Monday, December 24, 2012

What's Wrong With USA Olympic Boxing?

While reading my Facebook comments the other night checked out one from my homegirl Arianna Inurritegui Lint noting how much she loves boxing in the wake of the Marquez-Pacquiao fight and Marquez knocking him the hell out.

That got me thinking about the recently conducted Summer Olympic Games and US boxing in general.

I wondered what's happened to the US in the sport and stumbled across this interesting Bleacher Report article from August 1 discussing the topic. 

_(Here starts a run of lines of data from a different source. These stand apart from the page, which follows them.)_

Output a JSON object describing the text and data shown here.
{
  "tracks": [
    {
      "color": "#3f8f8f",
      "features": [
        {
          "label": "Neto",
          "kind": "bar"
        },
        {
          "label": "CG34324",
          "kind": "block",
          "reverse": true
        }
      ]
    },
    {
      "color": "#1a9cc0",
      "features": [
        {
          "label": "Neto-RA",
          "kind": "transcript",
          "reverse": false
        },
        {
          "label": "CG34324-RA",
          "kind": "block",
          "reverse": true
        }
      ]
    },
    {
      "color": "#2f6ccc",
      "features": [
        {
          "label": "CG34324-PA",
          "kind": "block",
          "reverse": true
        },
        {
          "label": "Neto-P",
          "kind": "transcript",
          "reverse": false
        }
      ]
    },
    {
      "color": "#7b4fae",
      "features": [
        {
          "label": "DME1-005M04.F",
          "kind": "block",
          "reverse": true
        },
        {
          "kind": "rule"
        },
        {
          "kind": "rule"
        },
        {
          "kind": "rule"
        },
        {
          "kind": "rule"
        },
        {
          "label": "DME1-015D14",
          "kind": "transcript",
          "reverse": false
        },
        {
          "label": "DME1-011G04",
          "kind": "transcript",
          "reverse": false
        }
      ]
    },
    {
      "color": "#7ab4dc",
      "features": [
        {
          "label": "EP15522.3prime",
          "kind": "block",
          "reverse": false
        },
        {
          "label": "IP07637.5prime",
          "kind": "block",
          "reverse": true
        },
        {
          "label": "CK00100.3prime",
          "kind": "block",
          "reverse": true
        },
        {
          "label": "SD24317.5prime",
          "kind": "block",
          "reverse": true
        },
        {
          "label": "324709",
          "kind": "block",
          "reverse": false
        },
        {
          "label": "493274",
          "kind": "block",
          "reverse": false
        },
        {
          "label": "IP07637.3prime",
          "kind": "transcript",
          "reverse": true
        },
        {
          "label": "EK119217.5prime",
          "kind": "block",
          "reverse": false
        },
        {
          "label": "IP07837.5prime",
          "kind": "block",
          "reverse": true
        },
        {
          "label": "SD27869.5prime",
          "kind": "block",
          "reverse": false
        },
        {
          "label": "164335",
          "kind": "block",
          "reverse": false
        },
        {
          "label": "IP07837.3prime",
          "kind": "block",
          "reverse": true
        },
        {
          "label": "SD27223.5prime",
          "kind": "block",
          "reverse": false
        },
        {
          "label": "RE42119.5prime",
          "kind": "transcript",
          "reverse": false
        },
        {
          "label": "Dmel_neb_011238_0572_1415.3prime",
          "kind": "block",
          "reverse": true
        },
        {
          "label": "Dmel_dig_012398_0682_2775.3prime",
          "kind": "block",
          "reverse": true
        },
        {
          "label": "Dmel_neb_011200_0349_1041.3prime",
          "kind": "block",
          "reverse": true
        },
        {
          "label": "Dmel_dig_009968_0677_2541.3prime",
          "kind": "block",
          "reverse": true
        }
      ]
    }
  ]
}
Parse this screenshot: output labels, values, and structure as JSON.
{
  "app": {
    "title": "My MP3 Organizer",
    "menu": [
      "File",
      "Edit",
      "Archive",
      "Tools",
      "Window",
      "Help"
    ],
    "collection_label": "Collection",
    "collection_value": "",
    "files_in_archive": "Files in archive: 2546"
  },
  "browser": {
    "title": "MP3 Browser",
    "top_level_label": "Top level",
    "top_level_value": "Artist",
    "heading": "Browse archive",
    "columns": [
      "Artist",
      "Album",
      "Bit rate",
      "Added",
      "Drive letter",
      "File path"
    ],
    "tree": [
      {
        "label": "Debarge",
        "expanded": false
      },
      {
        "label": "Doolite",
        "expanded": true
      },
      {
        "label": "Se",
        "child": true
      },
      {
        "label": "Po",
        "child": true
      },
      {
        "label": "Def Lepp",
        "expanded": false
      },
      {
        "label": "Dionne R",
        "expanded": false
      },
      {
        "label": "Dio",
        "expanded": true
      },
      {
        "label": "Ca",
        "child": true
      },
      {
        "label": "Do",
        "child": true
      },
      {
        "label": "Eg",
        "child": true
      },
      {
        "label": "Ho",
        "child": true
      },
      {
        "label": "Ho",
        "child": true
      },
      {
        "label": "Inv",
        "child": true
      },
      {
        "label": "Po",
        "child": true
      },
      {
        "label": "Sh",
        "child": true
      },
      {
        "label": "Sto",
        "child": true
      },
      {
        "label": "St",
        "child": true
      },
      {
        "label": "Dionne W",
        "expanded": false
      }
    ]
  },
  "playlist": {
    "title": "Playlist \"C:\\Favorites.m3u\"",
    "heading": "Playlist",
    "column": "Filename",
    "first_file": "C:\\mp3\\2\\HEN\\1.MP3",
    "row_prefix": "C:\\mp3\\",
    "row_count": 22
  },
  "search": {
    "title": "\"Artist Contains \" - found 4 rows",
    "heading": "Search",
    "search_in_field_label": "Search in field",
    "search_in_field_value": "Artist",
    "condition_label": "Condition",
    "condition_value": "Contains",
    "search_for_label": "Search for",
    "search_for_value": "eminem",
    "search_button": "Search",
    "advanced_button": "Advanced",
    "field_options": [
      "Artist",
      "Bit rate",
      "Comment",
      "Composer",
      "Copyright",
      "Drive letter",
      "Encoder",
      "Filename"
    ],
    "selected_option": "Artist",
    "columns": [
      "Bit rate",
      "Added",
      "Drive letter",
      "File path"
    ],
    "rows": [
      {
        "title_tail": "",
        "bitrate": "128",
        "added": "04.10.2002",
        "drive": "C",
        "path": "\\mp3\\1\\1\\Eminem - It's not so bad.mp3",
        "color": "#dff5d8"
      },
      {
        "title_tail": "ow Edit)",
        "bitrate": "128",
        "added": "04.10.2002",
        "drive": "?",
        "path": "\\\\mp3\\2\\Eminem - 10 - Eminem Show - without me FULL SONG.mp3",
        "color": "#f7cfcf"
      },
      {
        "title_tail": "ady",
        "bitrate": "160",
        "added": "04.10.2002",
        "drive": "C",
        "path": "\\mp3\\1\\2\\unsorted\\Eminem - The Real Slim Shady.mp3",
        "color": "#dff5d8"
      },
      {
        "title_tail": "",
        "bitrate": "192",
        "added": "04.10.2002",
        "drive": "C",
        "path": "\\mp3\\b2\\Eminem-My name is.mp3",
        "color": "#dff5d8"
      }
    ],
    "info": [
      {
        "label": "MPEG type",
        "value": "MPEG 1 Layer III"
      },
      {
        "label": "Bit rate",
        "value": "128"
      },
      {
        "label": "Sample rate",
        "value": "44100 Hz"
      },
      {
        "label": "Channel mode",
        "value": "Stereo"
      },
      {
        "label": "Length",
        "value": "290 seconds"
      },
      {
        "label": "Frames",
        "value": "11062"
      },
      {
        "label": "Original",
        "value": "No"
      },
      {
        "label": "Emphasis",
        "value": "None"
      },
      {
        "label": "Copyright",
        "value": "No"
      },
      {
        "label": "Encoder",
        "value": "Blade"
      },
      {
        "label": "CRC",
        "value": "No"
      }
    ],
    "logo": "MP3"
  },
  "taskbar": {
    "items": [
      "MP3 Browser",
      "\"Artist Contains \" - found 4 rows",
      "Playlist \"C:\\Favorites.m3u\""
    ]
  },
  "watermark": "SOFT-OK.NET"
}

One of the things I have been disappointed about when I've watched the Summer Olympics over the last decade and a half is the boxing team.  I've probably been spoiled by watching the dominating performances of the 1976 and 1984 US Olympic boxing teams and the knowledge that our great heavyweight champs such as Floyd Patterson (1952), Muhammad Ali (1960), Joe Frazier (1964) and George Foreman (1968) were Olympic champions.  Oscar De La Hoya (1992), David Reid (1996) and Andre Ward (2004) were also golden boys before winning titles in the professional ranks as well. 

The 2012 London Games was one which will live in US Olympic infamy because the men produced ZERO medals.  It was the women that upheld the proud USA boxing tradition.

Women's boxing was added to the Olympic competition program this year, and they produced the only US boxing medals of the London Games thanks to 17 year old Claressa Shields golden win and my fellow Houstonian Marlen Esparza winning a bronze medal in her weight class.

I've noted that since the 1988 Games and the implementation of a computerized scoring system to prevent people from getting victimized by questionable judging decisions has the consequence of encouraging what Teddy Atlas calls a 'fencing with gloves' style counterintuitive to the way Americans are taught to box, the teams haven't been as good.  

Maybe that's part of a drop off in talent, or what I suspect is the fallout from talented boxers like Roy Jones, Jr and Michael Carbajal in Seoul and Floyd Mayweather, Jr had happen in Atlanta in terms of being screwed by international boxing officials during those Olympic tournaments..    

There's less incentive for a talented US boxer to bust their behinds and slog through the amateur and international ranks for a chance at a Olympic gold medal if they are going to get screwed out of it by shady officiating.

Boxing has traditionally been seen as a way out of the 'hoods and barrios, and I believe another problem with US boxing besides the disorganization at the top  and the closing of many of those neighborhood gyms that trained kids is there's not as much emphasis on the Golden Gloves youth tournaments that develop our amateur boxers and potential Olympic champions.  

During the 70's and 80's I couldn't turn on the TV locally in Houston without seeing a public service commercial for the Progressive Amateur Boxing Association with its tagline of 'A kid can't open a knife or fire a gun with boxing gloves on'.   PABA boxers were highly competitive in local and Texas Golden Gloves competition which added to its appeal.  

And speaking of TV, yanking regular boxing matches off of network TV so that greedy boxing promoters could put them on pay-per- view cable also wasn't a wise move either.  You draw talent and interest to your sport by televising it, not restricting the number of people that can see it.  It's a contributing factor in why boxing is less relevant now and you have upstarts like MMA (mixed martial arts) and UFC bouts drawing huge ratings, growing international popularity and possible future Olympic medal status.

That breakdown in the US boxing developmental system is combined with some of our better athletes in the 'hoods focusing on other sports such as football and basketball and the rise of the Cubans as international boxing powers.

Granted, the USA with 49 gold medals and 110 medals all time is far and away the all-time Olympic competition medal leader but the Cubans with 34 golds and 67 total medals are number two, have a proud tradition of their own with three time Olympic champions Teofilo Stevenson (1972, 1976, 1980) and Felix Savon (1992, 1996, 2000) and probably would have caught the USA in total medals by now had Cuba not boycotted the 1984 and 1988 games.  

But there is some serious soul searching, self examination and reorganization that needs to happen at USA Boxing if our once proud program is going to get back to the business of putting our young men and now women in the best possible position of competing for and winning international championships and Olympic medals.

No comments: